» Work task
Please return every record exactly as written, leaving out the pictures.

Element data from apps and pages:
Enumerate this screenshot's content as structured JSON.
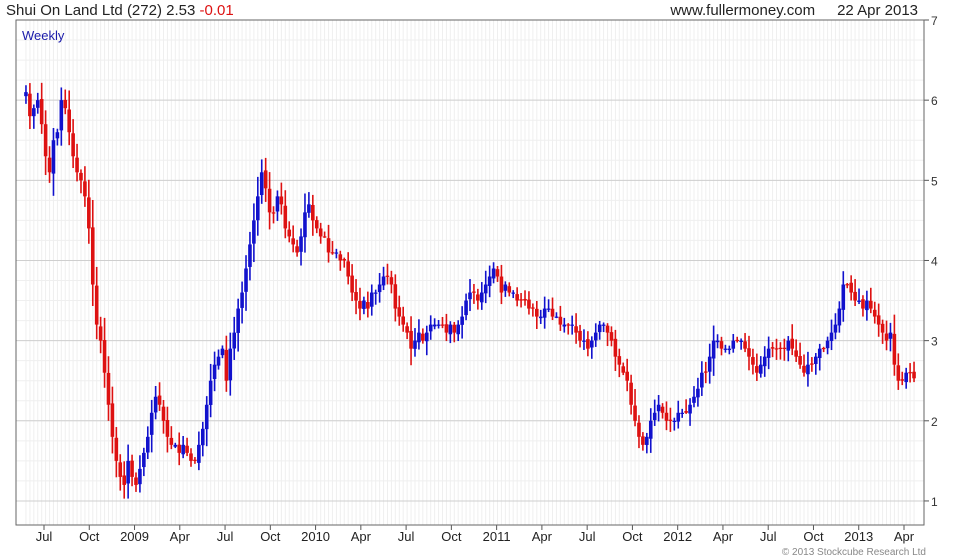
{
  "header": {
    "name": "Shui On Land Ltd",
    "code": "(272)",
    "price": "2.53",
    "change": "-0.01",
    "site": "www.fullermoney.com",
    "date": "22 Apr 2013"
  },
  "chart_data": {
    "type": "candlestick",
    "period_label": "Weekly",
    "ylim": [
      0.7,
      7
    ],
    "y_ticks": [
      1,
      2,
      3,
      4,
      5,
      6,
      7
    ],
    "x_tick_labels": [
      "Jul",
      "Oct",
      "2009",
      "Apr",
      "Jul",
      "Oct",
      "2010",
      "Apr",
      "Jul",
      "Oct",
      "2011",
      "Apr",
      "Jul",
      "Oct",
      "2012",
      "Apr",
      "Jul",
      "Oct",
      "2013",
      "Apr"
    ],
    "up_color": "#1111cc",
    "down_color": "#dd1111",
    "grid": true,
    "approx_weekly_closes": [
      6.1,
      5.8,
      5.9,
      6.0,
      5.7,
      5.3,
      5.1,
      5.5,
      5.6,
      6.0,
      5.9,
      5.6,
      5.3,
      5.1,
      5.0,
      4.8,
      4.4,
      3.7,
      3.2,
      3.0,
      2.6,
      2.2,
      1.8,
      1.5,
      1.3,
      1.2,
      1.5,
      1.3,
      1.2,
      1.4,
      1.6,
      1.8,
      2.1,
      2.3,
      2.2,
      2.0,
      1.8,
      1.7,
      1.7,
      1.6,
      1.7,
      1.6,
      1.5,
      1.5,
      1.7,
      1.9,
      2.2,
      2.5,
      2.7,
      2.8,
      2.9,
      2.5,
      2.9,
      3.1,
      3.4,
      3.6,
      3.9,
      4.2,
      4.5,
      4.8,
      5.1,
      4.9,
      4.6,
      4.6,
      4.8,
      4.7,
      4.4,
      4.3,
      4.2,
      4.1,
      4.3,
      4.6,
      4.7,
      4.5,
      4.4,
      4.3,
      4.3,
      4.1,
      4.1,
      4.1,
      4.0,
      4.0,
      3.8,
      3.6,
      3.5,
      3.4,
      3.5,
      3.4,
      3.6,
      3.6,
      3.7,
      3.8,
      3.8,
      3.7,
      3.4,
      3.3,
      3.2,
      3.1,
      2.9,
      3.0,
      3.1,
      3.0,
      3.1,
      3.2,
      3.2,
      3.2,
      3.2,
      3.1,
      3.2,
      3.1,
      3.2,
      3.3,
      3.5,
      3.6,
      3.6,
      3.5,
      3.6,
      3.7,
      3.8,
      3.9,
      3.8,
      3.6,
      3.7,
      3.6,
      3.6,
      3.5,
      3.5,
      3.5,
      3.4,
      3.4,
      3.3,
      3.3,
      3.4,
      3.4,
      3.3,
      3.3,
      3.2,
      3.2,
      3.2,
      3.2,
      3.1,
      3.0,
      3.0,
      2.9,
      3.0,
      3.1,
      3.2,
      3.2,
      3.1,
      3.0,
      2.8,
      2.7,
      2.6,
      2.5,
      2.2,
      2.0,
      1.8,
      1.7,
      1.8,
      2.0,
      2.1,
      2.2,
      2.1,
      2.0,
      2.0,
      2.0,
      2.1,
      2.1,
      2.1,
      2.2,
      2.3,
      2.4,
      2.6,
      2.6,
      2.8,
      3.0,
      3.0,
      2.9,
      2.9,
      2.9,
      3.0,
      3.0,
      3.0,
      2.9,
      2.8,
      2.7,
      2.6,
      2.7,
      2.8,
      2.9,
      2.9,
      2.9,
      2.9,
      2.9,
      3.0,
      2.9,
      2.8,
      2.7,
      2.6,
      2.7,
      2.7,
      2.8,
      2.9,
      2.9,
      3.0,
      3.1,
      3.2,
      3.4,
      3.7,
      3.7,
      3.6,
      3.5,
      3.5,
      3.4,
      3.5,
      3.4,
      3.3,
      3.2,
      3.1,
      3.0,
      3.1,
      2.7,
      2.5,
      2.5,
      2.6,
      2.6,
      2.53
    ]
  },
  "footer": {
    "copyright": "© 2013 Stockcube Research Ltd"
  }
}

» Written answer
Enumerate this screenshot's content as structured JSON.
{
  "header": {
    "name": "Shui On Land Ltd",
    "code": "(272)",
    "price": "2.53",
    "change": "-0.01",
    "site": "www.fullermoney.com",
    "date": "22 Apr 2013"
  },
  "chart_data": {
    "type": "candlestick",
    "period_label": "Weekly",
    "ylim": [
      0.7,
      7
    ],
    "y_ticks": [
      1,
      2,
      3,
      4,
      5,
      6,
      7
    ],
    "x_tick_labels": [
      "Jul",
      "Oct",
      "2009",
      "Apr",
      "Jul",
      "Oct",
      "2010",
      "Apr",
      "Jul",
      "Oct",
      "2011",
      "Apr",
      "Jul",
      "Oct",
      "2012",
      "Apr",
      "Jul",
      "Oct",
      "2013",
      "Apr"
    ],
    "up_color": "#1111cc",
    "down_color": "#dd1111",
    "grid": true,
    "approx_weekly_closes": [
      6.1,
      5.8,
      5.9,
      6.0,
      5.7,
      5.3,
      5.1,
      5.5,
      5.6,
      6.0,
      5.9,
      5.6,
      5.3,
      5.1,
      5.0,
      4.8,
      4.4,
      3.7,
      3.2,
      3.0,
      2.6,
      2.2,
      1.8,
      1.5,
      1.3,
      1.2,
      1.5,
      1.3,
      1.2,
      1.4,
      1.6,
      1.8,
      2.1,
      2.3,
      2.2,
      2.0,
      1.8,
      1.7,
      1.7,
      1.6,
      1.7,
      1.6,
      1.5,
      1.5,
      1.7,
      1.9,
      2.2,
      2.5,
      2.7,
      2.8,
      2.9,
      2.5,
      2.9,
      3.1,
      3.4,
      3.6,
      3.9,
      4.2,
      4.5,
      4.8,
      5.1,
      4.9,
      4.6,
      4.6,
      4.8,
      4.7,
      4.4,
      4.3,
      4.2,
      4.1,
      4.3,
      4.6,
      4.7,
      4.5,
      4.4,
      4.3,
      4.3,
      4.1,
      4.1,
      4.1,
      4.0,
      4.0,
      3.8,
      3.6,
      3.5,
      3.4,
      3.5,
      3.4,
      3.6,
      3.6,
      3.7,
      3.8,
      3.8,
      3.7,
      3.4,
      3.3,
      3.2,
      3.1,
      2.9,
      3.0,
      3.1,
      3.0,
      3.1,
      3.2,
      3.2,
      3.2,
      3.2,
      3.1,
      3.2,
      3.1,
      3.2,
      3.3,
      3.5,
      3.6,
      3.6,
      3.5,
      3.6,
      3.7,
      3.8,
      3.9,
      3.8,
      3.6,
      3.7,
      3.6,
      3.6,
      3.5,
      3.5,
      3.5,
      3.4,
      3.4,
      3.3,
      3.3,
      3.4,
      3.4,
      3.3,
      3.3,
      3.2,
      3.2,
      3.2,
      3.2,
      3.1,
      3.0,
      3.0,
      2.9,
      3.0,
      3.1,
      3.2,
      3.2,
      3.1,
      3.0,
      2.8,
      2.7,
      2.6,
      2.5,
      2.2,
      2.0,
      1.8,
      1.7,
      1.8,
      2.0,
      2.1,
      2.2,
      2.1,
      2.0,
      2.0,
      2.0,
      2.1,
      2.1,
      2.1,
      2.2,
      2.3,
      2.4,
      2.6,
      2.6,
      2.8,
      3.0,
      3.0,
      2.9,
      2.9,
      2.9,
      3.0,
      3.0,
      3.0,
      2.9,
      2.8,
      2.7,
      2.6,
      2.7,
      2.8,
      2.9,
      2.9,
      2.9,
      2.9,
      2.9,
      3.0,
      2.9,
      2.8,
      2.7,
      2.6,
      2.7,
      2.7,
      2.8,
      2.9,
      2.9,
      3.0,
      3.1,
      3.2,
      3.4,
      3.7,
      3.7,
      3.6,
      3.5,
      3.5,
      3.4,
      3.5,
      3.4,
      3.3,
      3.2,
      3.1,
      3.0,
      3.1,
      2.7,
      2.5,
      2.5,
      2.6,
      2.6,
      2.53
    ]
  },
  "footer": {
    "copyright": "© 2013 Stockcube Research Ltd"
  }
}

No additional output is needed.